Scan the listing for "true" and copy out each line that has it.

:: Provided entries

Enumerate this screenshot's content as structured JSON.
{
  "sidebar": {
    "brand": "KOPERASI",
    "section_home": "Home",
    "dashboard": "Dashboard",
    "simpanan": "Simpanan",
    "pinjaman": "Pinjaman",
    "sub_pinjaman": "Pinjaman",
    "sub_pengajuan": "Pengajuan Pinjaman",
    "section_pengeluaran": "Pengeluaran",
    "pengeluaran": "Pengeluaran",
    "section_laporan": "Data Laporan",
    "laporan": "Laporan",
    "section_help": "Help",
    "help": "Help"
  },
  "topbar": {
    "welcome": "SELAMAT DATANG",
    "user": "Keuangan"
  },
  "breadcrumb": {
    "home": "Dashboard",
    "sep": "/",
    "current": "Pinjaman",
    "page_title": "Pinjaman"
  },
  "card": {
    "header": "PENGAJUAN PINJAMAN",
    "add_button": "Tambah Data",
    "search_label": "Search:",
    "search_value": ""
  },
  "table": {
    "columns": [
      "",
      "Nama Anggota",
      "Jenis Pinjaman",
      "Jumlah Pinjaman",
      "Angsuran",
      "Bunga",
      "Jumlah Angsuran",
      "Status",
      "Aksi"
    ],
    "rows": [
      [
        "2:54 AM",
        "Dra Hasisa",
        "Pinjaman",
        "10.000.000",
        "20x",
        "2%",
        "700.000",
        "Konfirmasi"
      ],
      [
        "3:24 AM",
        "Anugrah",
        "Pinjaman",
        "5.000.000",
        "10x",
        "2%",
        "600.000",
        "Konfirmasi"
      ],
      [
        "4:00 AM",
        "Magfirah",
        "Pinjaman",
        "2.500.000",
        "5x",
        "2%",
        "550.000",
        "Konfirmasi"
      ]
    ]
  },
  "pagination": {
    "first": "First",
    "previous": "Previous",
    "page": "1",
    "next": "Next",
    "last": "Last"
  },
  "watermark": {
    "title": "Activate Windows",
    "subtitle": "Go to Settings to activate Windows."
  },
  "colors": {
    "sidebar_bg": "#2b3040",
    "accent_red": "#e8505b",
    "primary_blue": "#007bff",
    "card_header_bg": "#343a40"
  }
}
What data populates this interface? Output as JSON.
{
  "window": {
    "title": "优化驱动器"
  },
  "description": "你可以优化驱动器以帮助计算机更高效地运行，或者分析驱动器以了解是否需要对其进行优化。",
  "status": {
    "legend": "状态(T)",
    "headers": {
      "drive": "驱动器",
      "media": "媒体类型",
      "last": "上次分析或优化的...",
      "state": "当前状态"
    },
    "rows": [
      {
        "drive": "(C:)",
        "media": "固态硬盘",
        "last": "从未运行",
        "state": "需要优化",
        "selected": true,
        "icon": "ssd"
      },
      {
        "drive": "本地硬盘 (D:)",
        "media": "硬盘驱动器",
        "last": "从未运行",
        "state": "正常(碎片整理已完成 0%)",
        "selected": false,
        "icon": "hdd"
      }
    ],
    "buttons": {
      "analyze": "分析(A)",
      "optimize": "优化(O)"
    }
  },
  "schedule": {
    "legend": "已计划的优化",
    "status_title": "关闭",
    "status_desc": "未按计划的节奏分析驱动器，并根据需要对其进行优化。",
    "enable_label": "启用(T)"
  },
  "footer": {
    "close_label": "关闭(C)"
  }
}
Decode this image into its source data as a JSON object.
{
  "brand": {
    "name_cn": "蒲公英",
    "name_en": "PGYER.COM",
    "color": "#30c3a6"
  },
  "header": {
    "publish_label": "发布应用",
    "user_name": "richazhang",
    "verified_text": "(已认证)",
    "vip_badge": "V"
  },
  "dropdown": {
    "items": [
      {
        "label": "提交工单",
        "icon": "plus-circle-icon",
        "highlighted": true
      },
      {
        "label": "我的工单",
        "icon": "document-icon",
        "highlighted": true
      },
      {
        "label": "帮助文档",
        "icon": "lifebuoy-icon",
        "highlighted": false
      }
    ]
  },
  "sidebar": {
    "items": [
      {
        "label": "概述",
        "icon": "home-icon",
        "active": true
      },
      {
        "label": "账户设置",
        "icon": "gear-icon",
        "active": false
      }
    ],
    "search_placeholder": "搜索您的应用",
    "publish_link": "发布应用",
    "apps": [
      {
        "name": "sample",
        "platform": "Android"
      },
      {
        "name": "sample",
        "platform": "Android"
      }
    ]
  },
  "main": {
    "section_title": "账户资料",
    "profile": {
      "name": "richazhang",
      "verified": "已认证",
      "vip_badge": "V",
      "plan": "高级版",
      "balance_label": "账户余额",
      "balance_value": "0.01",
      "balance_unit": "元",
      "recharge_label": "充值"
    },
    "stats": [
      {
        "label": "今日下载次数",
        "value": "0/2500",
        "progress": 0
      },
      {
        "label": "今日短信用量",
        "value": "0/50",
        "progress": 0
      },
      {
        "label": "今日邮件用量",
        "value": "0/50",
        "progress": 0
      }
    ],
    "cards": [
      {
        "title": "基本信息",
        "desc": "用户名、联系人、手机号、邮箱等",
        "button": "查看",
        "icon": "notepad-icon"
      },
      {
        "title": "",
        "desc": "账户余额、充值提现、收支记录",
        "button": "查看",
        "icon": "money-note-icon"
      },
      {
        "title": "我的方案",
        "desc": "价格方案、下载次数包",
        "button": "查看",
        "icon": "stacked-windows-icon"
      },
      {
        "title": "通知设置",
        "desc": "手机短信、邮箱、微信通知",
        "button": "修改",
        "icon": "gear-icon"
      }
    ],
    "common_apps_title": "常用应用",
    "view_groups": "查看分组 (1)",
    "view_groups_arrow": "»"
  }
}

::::

**Exercise response:**
        "selected": true,
        "highlighted": true
        "highlighted": true
        "active": true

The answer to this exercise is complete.